*Problem details*
If a line includes "above", copy it out of the entries.

Website and app data records:
• • • • • • •

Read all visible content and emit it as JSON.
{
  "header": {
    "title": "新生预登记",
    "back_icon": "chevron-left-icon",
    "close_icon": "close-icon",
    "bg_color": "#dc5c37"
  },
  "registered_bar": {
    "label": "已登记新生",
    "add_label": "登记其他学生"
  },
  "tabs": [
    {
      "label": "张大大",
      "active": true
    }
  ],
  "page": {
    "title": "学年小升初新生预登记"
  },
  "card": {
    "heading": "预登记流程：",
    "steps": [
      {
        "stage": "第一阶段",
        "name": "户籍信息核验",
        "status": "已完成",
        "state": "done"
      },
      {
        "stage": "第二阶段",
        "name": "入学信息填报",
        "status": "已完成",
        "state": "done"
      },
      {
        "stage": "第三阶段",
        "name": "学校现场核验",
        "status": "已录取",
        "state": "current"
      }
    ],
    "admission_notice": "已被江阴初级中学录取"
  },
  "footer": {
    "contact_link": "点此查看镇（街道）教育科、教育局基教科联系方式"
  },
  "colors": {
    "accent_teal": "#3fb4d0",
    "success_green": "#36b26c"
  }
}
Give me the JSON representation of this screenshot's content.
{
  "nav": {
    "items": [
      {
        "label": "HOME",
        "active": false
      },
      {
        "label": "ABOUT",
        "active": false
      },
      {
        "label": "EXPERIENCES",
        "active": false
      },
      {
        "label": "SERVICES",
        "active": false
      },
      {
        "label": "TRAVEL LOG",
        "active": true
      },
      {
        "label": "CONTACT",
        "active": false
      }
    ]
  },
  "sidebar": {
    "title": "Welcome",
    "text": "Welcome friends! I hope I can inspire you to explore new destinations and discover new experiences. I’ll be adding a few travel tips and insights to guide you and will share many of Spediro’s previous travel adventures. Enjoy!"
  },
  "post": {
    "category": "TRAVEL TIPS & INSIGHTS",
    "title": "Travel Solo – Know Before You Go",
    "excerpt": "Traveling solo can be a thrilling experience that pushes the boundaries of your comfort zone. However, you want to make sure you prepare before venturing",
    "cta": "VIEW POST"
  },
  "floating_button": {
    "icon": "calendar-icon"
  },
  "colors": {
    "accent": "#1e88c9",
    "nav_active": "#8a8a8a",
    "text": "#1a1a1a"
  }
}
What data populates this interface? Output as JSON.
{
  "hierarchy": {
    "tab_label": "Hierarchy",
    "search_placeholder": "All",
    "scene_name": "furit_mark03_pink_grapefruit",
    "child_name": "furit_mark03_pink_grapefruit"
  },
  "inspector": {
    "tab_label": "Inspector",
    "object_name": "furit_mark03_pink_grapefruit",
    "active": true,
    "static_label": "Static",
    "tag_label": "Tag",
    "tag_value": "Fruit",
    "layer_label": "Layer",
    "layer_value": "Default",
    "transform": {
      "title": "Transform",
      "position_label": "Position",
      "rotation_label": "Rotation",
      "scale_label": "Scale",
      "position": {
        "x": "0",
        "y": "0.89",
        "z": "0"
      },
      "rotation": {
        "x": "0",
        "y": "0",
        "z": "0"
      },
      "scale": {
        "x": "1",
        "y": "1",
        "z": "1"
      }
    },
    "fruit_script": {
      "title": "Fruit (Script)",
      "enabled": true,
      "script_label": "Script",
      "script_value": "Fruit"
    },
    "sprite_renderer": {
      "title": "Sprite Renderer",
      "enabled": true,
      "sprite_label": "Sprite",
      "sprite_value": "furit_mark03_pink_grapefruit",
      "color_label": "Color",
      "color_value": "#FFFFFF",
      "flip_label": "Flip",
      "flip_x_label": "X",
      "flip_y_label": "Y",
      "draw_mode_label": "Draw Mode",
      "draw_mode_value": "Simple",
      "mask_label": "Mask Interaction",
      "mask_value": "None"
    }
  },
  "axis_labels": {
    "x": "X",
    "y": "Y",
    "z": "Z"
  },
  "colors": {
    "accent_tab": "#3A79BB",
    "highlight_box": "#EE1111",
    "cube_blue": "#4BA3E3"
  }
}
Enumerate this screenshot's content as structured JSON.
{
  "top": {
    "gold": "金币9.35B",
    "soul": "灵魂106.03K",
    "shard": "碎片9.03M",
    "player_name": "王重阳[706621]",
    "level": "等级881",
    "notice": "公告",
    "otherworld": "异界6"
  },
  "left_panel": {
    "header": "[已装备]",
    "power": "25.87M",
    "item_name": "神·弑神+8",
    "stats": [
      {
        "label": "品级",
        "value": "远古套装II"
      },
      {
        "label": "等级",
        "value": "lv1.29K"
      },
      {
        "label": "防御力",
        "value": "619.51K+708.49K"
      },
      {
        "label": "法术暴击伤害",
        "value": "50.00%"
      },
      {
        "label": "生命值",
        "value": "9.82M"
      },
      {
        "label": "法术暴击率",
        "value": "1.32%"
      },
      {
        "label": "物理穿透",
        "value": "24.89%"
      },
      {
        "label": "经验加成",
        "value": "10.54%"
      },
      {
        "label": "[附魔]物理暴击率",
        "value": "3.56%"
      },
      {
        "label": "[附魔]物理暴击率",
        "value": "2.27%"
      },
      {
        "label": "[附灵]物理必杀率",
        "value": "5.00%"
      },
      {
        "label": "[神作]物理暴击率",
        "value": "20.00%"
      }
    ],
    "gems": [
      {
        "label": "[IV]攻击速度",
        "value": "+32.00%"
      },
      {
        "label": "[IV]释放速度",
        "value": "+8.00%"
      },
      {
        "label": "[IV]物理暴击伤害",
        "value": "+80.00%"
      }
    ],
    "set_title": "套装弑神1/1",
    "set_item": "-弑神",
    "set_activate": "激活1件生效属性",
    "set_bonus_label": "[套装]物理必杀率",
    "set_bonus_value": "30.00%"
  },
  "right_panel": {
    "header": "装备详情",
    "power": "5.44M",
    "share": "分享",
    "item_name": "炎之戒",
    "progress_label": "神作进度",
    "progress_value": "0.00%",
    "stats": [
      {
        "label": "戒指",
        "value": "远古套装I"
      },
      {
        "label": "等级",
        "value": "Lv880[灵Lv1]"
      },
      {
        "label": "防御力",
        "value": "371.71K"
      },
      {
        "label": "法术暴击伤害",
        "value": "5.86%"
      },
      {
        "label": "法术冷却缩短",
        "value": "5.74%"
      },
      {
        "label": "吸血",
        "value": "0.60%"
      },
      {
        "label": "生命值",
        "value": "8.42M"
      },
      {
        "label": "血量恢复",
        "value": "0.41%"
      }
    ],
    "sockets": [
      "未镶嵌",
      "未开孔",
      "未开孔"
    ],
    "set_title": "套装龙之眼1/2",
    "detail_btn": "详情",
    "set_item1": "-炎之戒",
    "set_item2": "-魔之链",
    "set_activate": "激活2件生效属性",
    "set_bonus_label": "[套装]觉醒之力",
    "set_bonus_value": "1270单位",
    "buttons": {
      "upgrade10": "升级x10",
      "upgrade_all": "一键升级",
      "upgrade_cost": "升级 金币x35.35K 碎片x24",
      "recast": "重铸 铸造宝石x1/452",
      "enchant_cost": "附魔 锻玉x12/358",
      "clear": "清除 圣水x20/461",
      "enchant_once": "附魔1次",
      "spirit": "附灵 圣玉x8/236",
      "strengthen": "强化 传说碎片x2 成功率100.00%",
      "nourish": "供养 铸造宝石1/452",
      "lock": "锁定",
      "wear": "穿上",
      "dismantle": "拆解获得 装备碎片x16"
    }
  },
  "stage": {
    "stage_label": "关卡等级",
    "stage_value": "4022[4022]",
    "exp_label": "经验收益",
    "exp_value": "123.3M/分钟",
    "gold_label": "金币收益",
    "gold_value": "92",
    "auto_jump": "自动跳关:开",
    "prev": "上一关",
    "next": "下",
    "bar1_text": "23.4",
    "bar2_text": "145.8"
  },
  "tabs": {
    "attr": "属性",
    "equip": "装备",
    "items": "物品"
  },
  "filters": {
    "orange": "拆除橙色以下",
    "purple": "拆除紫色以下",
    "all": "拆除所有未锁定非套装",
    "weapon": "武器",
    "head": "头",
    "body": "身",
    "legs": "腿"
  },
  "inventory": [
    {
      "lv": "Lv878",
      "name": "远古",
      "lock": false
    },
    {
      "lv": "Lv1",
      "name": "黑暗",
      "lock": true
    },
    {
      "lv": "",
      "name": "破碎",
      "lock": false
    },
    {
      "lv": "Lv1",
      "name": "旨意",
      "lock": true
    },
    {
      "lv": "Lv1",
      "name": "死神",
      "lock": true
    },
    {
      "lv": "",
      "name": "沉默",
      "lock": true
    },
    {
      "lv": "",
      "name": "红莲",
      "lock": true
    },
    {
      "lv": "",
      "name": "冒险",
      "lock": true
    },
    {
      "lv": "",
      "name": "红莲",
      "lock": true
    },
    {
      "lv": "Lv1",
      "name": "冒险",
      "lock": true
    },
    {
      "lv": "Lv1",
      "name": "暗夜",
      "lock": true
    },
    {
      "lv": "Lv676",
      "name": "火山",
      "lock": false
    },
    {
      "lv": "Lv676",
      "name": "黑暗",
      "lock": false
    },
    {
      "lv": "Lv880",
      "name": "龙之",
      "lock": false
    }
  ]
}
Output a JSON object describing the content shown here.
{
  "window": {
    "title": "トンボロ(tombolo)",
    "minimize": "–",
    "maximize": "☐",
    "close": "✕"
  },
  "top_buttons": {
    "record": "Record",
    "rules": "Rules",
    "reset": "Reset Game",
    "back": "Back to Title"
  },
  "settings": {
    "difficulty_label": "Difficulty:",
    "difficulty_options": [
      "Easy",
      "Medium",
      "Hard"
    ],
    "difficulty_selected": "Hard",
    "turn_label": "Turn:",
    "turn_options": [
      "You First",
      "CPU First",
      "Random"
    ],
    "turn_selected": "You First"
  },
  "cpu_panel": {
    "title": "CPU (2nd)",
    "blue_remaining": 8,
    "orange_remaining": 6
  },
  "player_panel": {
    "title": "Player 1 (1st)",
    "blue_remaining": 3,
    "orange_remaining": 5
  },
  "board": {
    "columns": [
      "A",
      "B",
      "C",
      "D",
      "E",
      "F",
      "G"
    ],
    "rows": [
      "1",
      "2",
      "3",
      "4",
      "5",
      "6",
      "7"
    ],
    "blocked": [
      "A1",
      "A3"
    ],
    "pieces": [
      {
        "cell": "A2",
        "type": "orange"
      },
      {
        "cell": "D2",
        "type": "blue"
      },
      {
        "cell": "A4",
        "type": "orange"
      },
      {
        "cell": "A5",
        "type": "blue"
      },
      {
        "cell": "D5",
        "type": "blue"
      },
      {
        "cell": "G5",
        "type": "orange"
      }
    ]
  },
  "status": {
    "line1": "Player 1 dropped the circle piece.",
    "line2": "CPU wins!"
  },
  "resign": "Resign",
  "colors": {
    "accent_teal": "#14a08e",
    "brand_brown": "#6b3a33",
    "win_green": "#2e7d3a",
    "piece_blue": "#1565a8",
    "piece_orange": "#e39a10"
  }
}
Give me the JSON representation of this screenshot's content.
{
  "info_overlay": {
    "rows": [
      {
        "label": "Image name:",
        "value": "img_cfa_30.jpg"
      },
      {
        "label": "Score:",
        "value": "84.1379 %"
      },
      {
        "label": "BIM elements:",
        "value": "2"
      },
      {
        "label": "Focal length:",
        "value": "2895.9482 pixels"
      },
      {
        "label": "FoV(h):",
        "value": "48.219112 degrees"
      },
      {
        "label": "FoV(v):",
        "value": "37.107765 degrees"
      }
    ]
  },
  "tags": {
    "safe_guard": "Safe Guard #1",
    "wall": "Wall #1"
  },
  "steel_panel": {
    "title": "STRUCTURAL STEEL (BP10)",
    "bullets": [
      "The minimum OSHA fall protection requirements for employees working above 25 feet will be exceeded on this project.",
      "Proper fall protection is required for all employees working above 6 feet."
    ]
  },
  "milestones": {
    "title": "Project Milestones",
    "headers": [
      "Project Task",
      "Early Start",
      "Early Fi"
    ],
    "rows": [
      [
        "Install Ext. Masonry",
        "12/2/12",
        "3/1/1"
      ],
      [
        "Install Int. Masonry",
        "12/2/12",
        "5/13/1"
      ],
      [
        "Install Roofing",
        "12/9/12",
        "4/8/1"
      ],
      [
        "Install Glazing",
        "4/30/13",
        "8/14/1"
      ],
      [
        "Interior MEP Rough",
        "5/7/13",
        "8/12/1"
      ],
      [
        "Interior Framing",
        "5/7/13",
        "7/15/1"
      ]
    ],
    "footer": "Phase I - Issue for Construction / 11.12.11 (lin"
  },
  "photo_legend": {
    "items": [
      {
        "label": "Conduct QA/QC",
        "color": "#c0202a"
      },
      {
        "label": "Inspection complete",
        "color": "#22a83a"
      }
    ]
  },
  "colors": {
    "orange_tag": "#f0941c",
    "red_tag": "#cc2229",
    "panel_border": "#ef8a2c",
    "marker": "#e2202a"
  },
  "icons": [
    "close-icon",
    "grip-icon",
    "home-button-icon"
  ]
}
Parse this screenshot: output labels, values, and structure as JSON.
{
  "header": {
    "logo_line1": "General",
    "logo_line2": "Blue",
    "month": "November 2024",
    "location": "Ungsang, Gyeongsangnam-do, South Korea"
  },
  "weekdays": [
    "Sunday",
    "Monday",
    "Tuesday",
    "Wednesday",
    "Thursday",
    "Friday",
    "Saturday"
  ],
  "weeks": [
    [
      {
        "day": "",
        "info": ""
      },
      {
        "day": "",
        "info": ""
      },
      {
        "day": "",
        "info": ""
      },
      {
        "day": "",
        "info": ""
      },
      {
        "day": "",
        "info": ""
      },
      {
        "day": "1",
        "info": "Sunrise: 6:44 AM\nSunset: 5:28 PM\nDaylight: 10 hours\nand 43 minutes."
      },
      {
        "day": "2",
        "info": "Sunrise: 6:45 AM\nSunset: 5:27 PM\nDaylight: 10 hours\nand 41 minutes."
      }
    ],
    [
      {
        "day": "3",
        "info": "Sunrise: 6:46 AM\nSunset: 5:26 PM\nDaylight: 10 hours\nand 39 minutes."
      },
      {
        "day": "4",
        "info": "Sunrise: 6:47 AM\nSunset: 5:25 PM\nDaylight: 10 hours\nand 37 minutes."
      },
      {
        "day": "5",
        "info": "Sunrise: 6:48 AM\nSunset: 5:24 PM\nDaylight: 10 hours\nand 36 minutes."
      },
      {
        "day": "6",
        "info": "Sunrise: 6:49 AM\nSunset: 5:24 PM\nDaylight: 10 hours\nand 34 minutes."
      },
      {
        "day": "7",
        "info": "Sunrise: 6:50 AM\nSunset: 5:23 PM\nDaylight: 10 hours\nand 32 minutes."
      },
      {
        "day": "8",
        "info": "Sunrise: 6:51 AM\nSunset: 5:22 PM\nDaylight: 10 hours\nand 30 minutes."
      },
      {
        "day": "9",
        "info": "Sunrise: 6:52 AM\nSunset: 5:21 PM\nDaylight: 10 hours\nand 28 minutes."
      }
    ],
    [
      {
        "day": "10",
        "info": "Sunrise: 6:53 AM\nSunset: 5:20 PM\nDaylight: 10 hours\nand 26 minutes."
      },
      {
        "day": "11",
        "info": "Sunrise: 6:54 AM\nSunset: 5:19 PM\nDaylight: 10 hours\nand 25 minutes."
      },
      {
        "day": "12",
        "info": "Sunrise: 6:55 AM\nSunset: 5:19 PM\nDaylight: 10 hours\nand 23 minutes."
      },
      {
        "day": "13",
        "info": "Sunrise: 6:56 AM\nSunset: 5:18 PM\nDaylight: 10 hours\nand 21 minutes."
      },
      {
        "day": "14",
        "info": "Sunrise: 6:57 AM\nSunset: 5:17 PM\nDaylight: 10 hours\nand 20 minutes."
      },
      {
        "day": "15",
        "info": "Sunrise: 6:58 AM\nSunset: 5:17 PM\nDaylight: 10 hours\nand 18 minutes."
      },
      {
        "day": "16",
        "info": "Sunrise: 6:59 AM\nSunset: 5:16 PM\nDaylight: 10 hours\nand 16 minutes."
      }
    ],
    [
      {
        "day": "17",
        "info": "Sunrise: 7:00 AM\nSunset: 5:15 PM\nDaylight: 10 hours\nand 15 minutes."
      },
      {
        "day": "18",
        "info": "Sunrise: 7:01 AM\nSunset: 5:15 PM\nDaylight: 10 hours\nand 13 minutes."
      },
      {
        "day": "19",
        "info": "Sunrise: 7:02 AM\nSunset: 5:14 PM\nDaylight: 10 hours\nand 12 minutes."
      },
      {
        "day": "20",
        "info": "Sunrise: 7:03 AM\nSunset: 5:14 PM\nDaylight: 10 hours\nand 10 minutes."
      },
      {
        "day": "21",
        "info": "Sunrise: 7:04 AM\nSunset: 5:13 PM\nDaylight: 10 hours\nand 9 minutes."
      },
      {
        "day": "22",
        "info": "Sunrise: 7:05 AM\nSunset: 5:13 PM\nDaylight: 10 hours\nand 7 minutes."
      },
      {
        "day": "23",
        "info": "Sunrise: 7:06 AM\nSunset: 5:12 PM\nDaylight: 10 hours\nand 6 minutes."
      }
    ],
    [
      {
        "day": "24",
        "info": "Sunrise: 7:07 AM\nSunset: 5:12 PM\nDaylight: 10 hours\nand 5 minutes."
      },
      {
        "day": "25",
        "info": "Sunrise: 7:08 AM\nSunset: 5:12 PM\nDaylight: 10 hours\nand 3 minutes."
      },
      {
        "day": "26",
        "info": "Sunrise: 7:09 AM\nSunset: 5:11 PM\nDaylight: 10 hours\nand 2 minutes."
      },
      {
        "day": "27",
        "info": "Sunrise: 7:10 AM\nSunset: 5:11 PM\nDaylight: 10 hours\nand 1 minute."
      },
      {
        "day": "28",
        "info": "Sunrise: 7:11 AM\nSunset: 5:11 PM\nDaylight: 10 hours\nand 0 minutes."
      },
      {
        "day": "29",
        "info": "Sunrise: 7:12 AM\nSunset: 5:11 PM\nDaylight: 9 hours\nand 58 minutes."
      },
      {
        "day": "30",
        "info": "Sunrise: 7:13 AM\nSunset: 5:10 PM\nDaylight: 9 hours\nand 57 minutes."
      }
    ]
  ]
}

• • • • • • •

*Reply*
      "The minimum OSHA fall protection requirements for employees working above 25 feet will be exceeded on this project.",
      "Proper fall protection is required for all employees working above 6 feet."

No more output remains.